▶ [Your goal]
In your copy, repeat each record exactly and include no pictures.

▶ [Listed records]

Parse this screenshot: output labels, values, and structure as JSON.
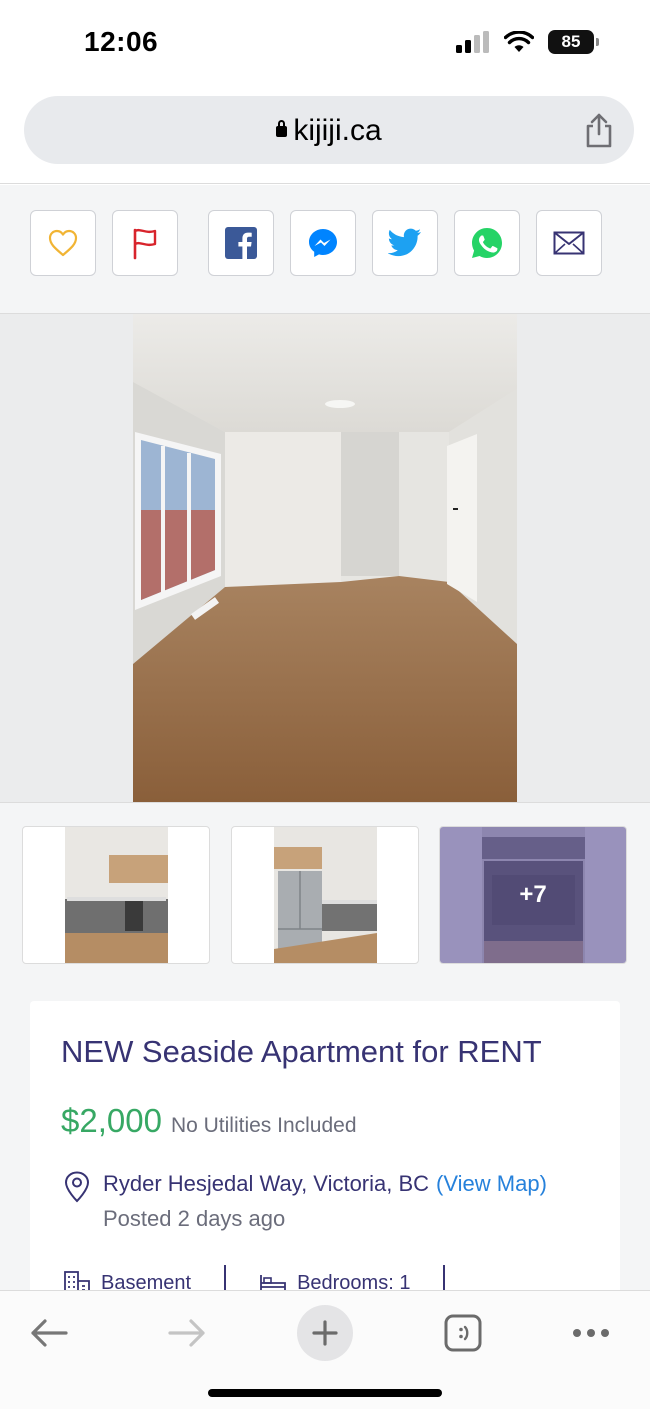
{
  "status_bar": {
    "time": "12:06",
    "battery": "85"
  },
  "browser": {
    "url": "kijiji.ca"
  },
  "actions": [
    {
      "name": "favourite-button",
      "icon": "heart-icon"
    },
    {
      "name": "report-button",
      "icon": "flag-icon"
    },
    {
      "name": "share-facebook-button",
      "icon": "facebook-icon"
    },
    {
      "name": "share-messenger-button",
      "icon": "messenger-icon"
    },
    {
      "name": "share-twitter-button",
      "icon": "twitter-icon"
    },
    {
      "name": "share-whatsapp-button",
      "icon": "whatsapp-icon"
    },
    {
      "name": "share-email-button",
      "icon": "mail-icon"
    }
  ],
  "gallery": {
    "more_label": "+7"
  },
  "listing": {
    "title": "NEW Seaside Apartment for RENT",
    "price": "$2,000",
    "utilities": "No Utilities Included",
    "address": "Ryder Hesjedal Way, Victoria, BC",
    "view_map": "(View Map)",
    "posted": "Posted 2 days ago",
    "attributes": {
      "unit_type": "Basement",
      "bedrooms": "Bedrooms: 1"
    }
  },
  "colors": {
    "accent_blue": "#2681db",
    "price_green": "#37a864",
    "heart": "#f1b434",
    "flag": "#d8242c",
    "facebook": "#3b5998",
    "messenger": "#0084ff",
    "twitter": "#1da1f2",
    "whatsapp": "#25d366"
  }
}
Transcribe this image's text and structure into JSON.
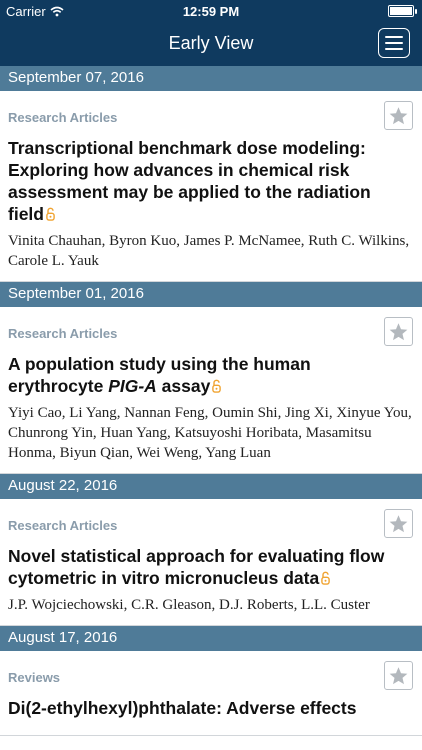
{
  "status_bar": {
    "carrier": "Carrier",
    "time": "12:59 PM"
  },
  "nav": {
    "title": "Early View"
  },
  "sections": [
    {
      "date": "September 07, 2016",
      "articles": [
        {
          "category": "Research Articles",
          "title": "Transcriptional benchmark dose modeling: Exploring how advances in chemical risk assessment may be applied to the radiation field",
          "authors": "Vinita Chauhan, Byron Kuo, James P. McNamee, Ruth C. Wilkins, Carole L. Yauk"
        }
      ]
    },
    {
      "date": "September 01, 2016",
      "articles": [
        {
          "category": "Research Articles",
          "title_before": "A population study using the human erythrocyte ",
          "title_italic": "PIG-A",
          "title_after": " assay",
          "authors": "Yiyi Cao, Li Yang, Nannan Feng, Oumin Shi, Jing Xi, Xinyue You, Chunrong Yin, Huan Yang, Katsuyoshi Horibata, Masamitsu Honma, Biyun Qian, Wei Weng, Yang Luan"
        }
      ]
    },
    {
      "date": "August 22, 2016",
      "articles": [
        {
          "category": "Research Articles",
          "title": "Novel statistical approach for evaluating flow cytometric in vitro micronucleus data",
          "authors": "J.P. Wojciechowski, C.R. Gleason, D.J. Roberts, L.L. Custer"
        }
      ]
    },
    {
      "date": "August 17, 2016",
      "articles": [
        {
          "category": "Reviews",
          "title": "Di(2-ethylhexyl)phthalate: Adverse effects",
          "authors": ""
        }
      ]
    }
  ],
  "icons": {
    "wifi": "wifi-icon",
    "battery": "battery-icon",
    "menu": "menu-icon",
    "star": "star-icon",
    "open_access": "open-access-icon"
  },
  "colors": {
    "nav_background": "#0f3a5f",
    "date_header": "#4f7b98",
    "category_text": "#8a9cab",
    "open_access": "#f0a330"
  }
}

▶ [Answer box]
Parse this screenshot: output labels, values, and structure as JSON.
{
  "status_bar": {
    "time": "12:06",
    "battery": "85"
  },
  "browser": {
    "url": "kijiji.ca"
  },
  "actions": [
    {
      "name": "favourite-button",
      "icon": "heart-icon"
    },
    {
      "name": "report-button",
      "icon": "flag-icon"
    },
    {
      "name": "share-facebook-button",
      "icon": "facebook-icon"
    },
    {
      "name": "share-messenger-button",
      "icon": "messenger-icon"
    },
    {
      "name": "share-twitter-button",
      "icon": "twitter-icon"
    },
    {
      "name": "share-whatsapp-button",
      "icon": "whatsapp-icon"
    },
    {
      "name": "share-email-button",
      "icon": "mail-icon"
    }
  ],
  "gallery": {
    "more_label": "+7"
  },
  "listing": {
    "title": "NEW Seaside Apartment for RENT",
    "price": "$2,000",
    "utilities": "No Utilities Included",
    "address": "Ryder Hesjedal Way, Victoria, BC",
    "view_map": "(View Map)",
    "posted": "Posted 2 days ago",
    "attributes": {
      "unit_type": "Basement",
      "bedrooms": "Bedrooms: 1"
    }
  },
  "colors": {
    "accent_blue": "#2681db",
    "price_green": "#37a864",
    "heart": "#f1b434",
    "flag": "#d8242c",
    "facebook": "#3b5998",
    "messenger": "#0084ff",
    "twitter": "#1da1f2",
    "whatsapp": "#25d366"
  }
}
Transcribe this image's text and structure into JSON.
{
  "status_bar": {
    "carrier": "Carrier",
    "time": "12:59 PM"
  },
  "nav": {
    "title": "Early View"
  },
  "sections": [
    {
      "date": "September 07, 2016",
      "articles": [
        {
          "category": "Research Articles",
          "title": "Transcriptional benchmark dose modeling: Exploring how advances in chemical risk assessment may be applied to the radiation field",
          "authors": "Vinita Chauhan, Byron Kuo, James P. McNamee, Ruth C. Wilkins, Carole L. Yauk"
        }
      ]
    },
    {
      "date": "September 01, 2016",
      "articles": [
        {
          "category": "Research Articles",
          "title_before": "A population study using the human erythrocyte ",
          "title_italic": "PIG-A",
          "title_after": " assay",
          "authors": "Yiyi Cao, Li Yang, Nannan Feng, Oumin Shi, Jing Xi, Xinyue You, Chunrong Yin, Huan Yang, Katsuyoshi Horibata, Masamitsu Honma, Biyun Qian, Wei Weng, Yang Luan"
        }
      ]
    },
    {
      "date": "August 22, 2016",
      "articles": [
        {
          "category": "Research Articles",
          "title": "Novel statistical approach for evaluating flow cytometric in vitro micronucleus data",
          "authors": "J.P. Wojciechowski, C.R. Gleason, D.J. Roberts, L.L. Custer"
        }
      ]
    },
    {
      "date": "August 17, 2016",
      "articles": [
        {
          "category": "Reviews",
          "title": "Di(2-ethylhexyl)phthalate: Adverse effects",
          "authors": ""
        }
      ]
    }
  ],
  "icons": {
    "wifi": "wifi-icon",
    "battery": "battery-icon",
    "menu": "menu-icon",
    "star": "star-icon",
    "open_access": "open-access-icon"
  },
  "colors": {
    "nav_background": "#0f3a5f",
    "date_header": "#4f7b98",
    "category_text": "#8a9cab",
    "open_access": "#f0a330"
  }
}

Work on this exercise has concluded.